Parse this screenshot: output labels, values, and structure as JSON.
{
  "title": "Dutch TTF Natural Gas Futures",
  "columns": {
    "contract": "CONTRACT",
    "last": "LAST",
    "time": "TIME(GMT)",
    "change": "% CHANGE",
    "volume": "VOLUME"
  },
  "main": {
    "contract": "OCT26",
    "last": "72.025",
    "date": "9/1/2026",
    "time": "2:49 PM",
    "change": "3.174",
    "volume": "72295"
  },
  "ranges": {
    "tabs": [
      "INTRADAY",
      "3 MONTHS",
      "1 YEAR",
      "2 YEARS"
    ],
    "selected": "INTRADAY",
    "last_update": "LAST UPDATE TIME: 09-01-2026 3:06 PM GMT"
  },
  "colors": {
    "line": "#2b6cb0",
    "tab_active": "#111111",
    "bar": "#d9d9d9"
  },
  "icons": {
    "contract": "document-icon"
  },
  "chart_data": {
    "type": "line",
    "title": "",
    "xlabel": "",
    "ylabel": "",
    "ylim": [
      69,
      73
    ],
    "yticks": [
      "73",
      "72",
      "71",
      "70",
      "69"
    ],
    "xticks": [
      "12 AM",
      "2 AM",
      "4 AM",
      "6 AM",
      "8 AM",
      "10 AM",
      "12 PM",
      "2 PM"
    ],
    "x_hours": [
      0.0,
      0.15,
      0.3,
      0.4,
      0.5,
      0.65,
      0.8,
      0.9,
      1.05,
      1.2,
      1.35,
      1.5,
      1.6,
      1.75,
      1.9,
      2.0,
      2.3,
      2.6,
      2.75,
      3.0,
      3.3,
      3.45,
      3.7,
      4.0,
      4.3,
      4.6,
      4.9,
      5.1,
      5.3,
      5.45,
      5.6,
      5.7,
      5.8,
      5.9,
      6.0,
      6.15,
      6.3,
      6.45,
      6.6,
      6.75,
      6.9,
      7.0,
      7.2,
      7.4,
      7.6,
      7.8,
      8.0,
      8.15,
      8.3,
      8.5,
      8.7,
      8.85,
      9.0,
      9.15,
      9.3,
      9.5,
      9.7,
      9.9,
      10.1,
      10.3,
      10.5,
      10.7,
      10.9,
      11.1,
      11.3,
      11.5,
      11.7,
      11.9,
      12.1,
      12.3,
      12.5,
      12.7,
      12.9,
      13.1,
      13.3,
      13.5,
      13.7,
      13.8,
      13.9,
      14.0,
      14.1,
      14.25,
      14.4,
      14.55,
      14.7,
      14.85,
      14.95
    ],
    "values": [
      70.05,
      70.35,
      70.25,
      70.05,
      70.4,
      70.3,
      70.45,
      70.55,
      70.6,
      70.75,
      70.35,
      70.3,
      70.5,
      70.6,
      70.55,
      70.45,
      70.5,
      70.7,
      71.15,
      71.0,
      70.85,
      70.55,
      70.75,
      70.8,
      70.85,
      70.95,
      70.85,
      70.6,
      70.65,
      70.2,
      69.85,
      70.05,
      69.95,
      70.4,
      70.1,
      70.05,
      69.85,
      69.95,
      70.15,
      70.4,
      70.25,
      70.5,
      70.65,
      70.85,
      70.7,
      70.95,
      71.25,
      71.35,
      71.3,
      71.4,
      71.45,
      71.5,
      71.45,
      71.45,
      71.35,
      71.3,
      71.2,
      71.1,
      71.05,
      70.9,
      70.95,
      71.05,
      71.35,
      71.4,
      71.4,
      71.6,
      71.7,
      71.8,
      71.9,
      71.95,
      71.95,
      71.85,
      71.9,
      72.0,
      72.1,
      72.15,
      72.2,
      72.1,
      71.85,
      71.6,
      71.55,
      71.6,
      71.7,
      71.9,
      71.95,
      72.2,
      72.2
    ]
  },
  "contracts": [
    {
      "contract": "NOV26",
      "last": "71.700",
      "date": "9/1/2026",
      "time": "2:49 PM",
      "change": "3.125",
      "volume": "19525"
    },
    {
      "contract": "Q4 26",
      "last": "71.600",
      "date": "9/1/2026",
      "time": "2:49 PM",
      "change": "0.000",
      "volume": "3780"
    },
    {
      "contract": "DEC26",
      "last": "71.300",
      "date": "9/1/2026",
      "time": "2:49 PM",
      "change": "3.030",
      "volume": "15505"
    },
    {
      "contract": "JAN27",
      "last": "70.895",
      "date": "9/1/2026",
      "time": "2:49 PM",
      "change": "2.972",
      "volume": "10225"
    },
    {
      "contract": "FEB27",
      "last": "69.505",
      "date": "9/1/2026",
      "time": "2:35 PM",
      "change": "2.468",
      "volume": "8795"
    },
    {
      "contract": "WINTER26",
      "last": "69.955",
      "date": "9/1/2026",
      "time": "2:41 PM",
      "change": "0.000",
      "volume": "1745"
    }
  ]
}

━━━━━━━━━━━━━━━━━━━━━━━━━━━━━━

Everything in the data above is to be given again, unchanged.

◆ Finished task ◆
Parse this screenshot: output labels, values, and structure as JSON.
{
  "title": "Dutch TTF Natural Gas Futures",
  "columns": {
    "contract": "CONTRACT",
    "last": "LAST",
    "time": "TIME(GMT)",
    "change": "% CHANGE",
    "volume": "VOLUME"
  },
  "main": {
    "contract": "OCT26",
    "last": "72.025",
    "date": "9/1/2026",
    "time": "2:49 PM",
    "change": "3.174",
    "volume": "72295"
  },
  "ranges": {
    "tabs": [
      "INTRADAY",
      "3 MONTHS",
      "1 YEAR",
      "2 YEARS"
    ],
    "selected": "INTRADAY",
    "last_update": "LAST UPDATE TIME: 09-01-2026 3:06 PM GMT"
  },
  "colors": {
    "line": "#2b6cb0",
    "tab_active": "#111111",
    "bar": "#d9d9d9"
  },
  "icons": {
    "contract": "document-icon"
  },
  "chart_data": {
    "type": "line",
    "title": "",
    "xlabel": "",
    "ylabel": "",
    "ylim": [
      69,
      73
    ],
    "yticks": [
      "73",
      "72",
      "71",
      "70",
      "69"
    ],
    "xticks": [
      "12 AM",
      "2 AM",
      "4 AM",
      "6 AM",
      "8 AM",
      "10 AM",
      "12 PM",
      "2 PM"
    ],
    "x_hours": [
      0.0,
      0.15,
      0.3,
      0.4,
      0.5,
      0.65,
      0.8,
      0.9,
      1.05,
      1.2,
      1.35,
      1.5,
      1.6,
      1.75,
      1.9,
      2.0,
      2.3,
      2.6,
      2.75,
      3.0,
      3.3,
      3.45,
      3.7,
      4.0,
      4.3,
      4.6,
      4.9,
      5.1,
      5.3,
      5.45,
      5.6,
      5.7,
      5.8,
      5.9,
      6.0,
      6.15,
      6.3,
      6.45,
      6.6,
      6.75,
      6.9,
      7.0,
      7.2,
      7.4,
      7.6,
      7.8,
      8.0,
      8.15,
      8.3,
      8.5,
      8.7,
      8.85,
      9.0,
      9.15,
      9.3,
      9.5,
      9.7,
      9.9,
      10.1,
      10.3,
      10.5,
      10.7,
      10.9,
      11.1,
      11.3,
      11.5,
      11.7,
      11.9,
      12.1,
      12.3,
      12.5,
      12.7,
      12.9,
      13.1,
      13.3,
      13.5,
      13.7,
      13.8,
      13.9,
      14.0,
      14.1,
      14.25,
      14.4,
      14.55,
      14.7,
      14.85,
      14.95
    ],
    "values": [
      70.05,
      70.35,
      70.25,
      70.05,
      70.4,
      70.3,
      70.45,
      70.55,
      70.6,
      70.75,
      70.35,
      70.3,
      70.5,
      70.6,
      70.55,
      70.45,
      70.5,
      70.7,
      71.15,
      71.0,
      70.85,
      70.55,
      70.75,
      70.8,
      70.85,
      70.95,
      70.85,
      70.6,
      70.65,
      70.2,
      69.85,
      70.05,
      69.95,
      70.4,
      70.1,
      70.05,
      69.85,
      69.95,
      70.15,
      70.4,
      70.25,
      70.5,
      70.65,
      70.85,
      70.7,
      70.95,
      71.25,
      71.35,
      71.3,
      71.4,
      71.45,
      71.5,
      71.45,
      71.45,
      71.35,
      71.3,
      71.2,
      71.1,
      71.05,
      70.9,
      70.95,
      71.05,
      71.35,
      71.4,
      71.4,
      71.6,
      71.7,
      71.8,
      71.9,
      71.95,
      71.95,
      71.85,
      71.9,
      72.0,
      72.1,
      72.15,
      72.2,
      72.1,
      71.85,
      71.6,
      71.55,
      71.6,
      71.7,
      71.9,
      71.95,
      72.2,
      72.2
    ]
  },
  "contracts": [
    {
      "contract": "NOV26",
      "last": "71.700",
      "date": "9/1/2026",
      "time": "2:49 PM",
      "change": "3.125",
      "volume": "19525"
    },
    {
      "contract": "Q4 26",
      "last": "71.600",
      "date": "9/1/2026",
      "time": "2:49 PM",
      "change": "0.000",
      "volume": "3780"
    },
    {
      "contract": "DEC26",
      "last": "71.300",
      "date": "9/1/2026",
      "time": "2:49 PM",
      "change": "3.030",
      "volume": "15505"
    },
    {
      "contract": "JAN27",
      "last": "70.895",
      "date": "9/1/2026",
      "time": "2:49 PM",
      "change": "2.972",
      "volume": "10225"
    },
    {
      "contract": "FEB27",
      "last": "69.505",
      "date": "9/1/2026",
      "time": "2:35 PM",
      "change": "2.468",
      "volume": "8795"
    },
    {
      "contract": "WINTER26",
      "last": "69.955",
      "date": "9/1/2026",
      "time": "2:41 PM",
      "change": "0.000",
      "volume": "1745"
    }
  ]
}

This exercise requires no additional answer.